• [Exercise directions] The entries are to be output once more, word for word.

=== Begin Enclosure ===

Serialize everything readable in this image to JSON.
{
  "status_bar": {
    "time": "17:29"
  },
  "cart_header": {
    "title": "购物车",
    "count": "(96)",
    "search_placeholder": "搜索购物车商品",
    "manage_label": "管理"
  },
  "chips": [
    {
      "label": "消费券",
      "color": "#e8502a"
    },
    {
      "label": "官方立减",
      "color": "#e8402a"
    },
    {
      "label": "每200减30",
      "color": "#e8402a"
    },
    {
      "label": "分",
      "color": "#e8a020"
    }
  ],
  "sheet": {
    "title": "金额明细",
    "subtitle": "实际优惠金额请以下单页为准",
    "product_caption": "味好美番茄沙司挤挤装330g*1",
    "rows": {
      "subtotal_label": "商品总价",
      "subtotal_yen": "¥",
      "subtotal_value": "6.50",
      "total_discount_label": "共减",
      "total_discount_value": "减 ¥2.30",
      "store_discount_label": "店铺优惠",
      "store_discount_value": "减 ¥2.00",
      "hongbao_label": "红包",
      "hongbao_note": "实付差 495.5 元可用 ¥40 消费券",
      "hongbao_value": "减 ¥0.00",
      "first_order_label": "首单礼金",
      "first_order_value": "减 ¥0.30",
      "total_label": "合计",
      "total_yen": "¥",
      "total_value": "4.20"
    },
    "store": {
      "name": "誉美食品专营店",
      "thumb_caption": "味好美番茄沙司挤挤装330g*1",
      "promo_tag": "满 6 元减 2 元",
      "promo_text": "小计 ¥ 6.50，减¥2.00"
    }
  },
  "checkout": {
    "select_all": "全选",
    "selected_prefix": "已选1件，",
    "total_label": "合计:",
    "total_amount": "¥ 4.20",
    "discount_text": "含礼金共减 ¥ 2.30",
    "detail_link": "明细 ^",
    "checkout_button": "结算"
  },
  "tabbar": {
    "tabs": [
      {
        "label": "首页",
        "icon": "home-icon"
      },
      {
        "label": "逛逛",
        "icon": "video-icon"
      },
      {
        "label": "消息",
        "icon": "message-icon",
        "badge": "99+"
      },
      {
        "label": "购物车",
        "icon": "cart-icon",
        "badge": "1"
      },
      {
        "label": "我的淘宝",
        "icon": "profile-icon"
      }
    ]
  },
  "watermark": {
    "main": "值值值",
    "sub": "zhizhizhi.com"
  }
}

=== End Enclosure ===

• [Solved exercise]
Serialize everything readable in this image to JSON.
{
  "status_bar": {
    "time": "17:29"
  },
  "cart_header": {
    "title": "购物车",
    "count": "(96)",
    "search_placeholder": "搜索购物车商品",
    "manage_label": "管理"
  },
  "chips": [
    {
      "label": "消费券",
      "color": "#e8502a"
    },
    {
      "label": "官方立减",
      "color": "#e8402a"
    },
    {
      "label": "每200减30",
      "color": "#e8402a"
    },
    {
      "label": "分",
      "color": "#e8a020"
    }
  ],
  "sheet": {
    "title": "金额明细",
    "subtitle": "实际优惠金额请以下单页为准",
    "product_caption": "味好美番茄沙司挤挤装330g*1",
    "rows": {
      "subtotal_label": "商品总价",
      "subtotal_yen": "¥",
      "subtotal_value": "6.50",
      "total_discount_label": "共减",
      "total_discount_value": "减 ¥2.30",
      "store_discount_label": "店铺优惠",
      "store_discount_value": "减 ¥2.00",
      "hongbao_label": "红包",
      "hongbao_note": "实付差 495.5 元可用 ¥40 消费券",
      "hongbao_value": "减 ¥0.00",
      "first_order_label": "首单礼金",
      "first_order_value": "减 ¥0.30",
      "total_label": "合计",
      "total_yen": "¥",
      "total_value": "4.20"
    },
    "store": {
      "name": "誉美食品专营店",
      "thumb_caption": "味好美番茄沙司挤挤装330g*1",
      "promo_tag": "满 6 元减 2 元",
      "promo_text": "小计 ¥ 6.50，减¥2.00"
    }
  },
  "checkout": {
    "select_all": "全选",
    "selected_prefix": "已选1件，",
    "total_label": "合计:",
    "total_amount": "¥ 4.20",
    "discount_text": "含礼金共减 ¥ 2.30",
    "detail_link": "明细 ^",
    "checkout_button": "结算"
  },
  "tabbar": {
    "tabs": [
      {
        "label": "首页",
        "icon": "home-icon"
      },
      {
        "label": "逛逛",
        "icon": "video-icon"
      },
      {
        "label": "消息",
        "icon": "message-icon",
        "badge": "99+"
      },
      {
        "label": "购物车",
        "icon": "cart-icon",
        "badge": "1"
      },
      {
        "label": "我的淘宝",
        "icon": "profile-icon"
      }
    ]
  },
  "watermark": {
    "main": "值值值",
    "sub": "zhizhizhi.com"
  }
}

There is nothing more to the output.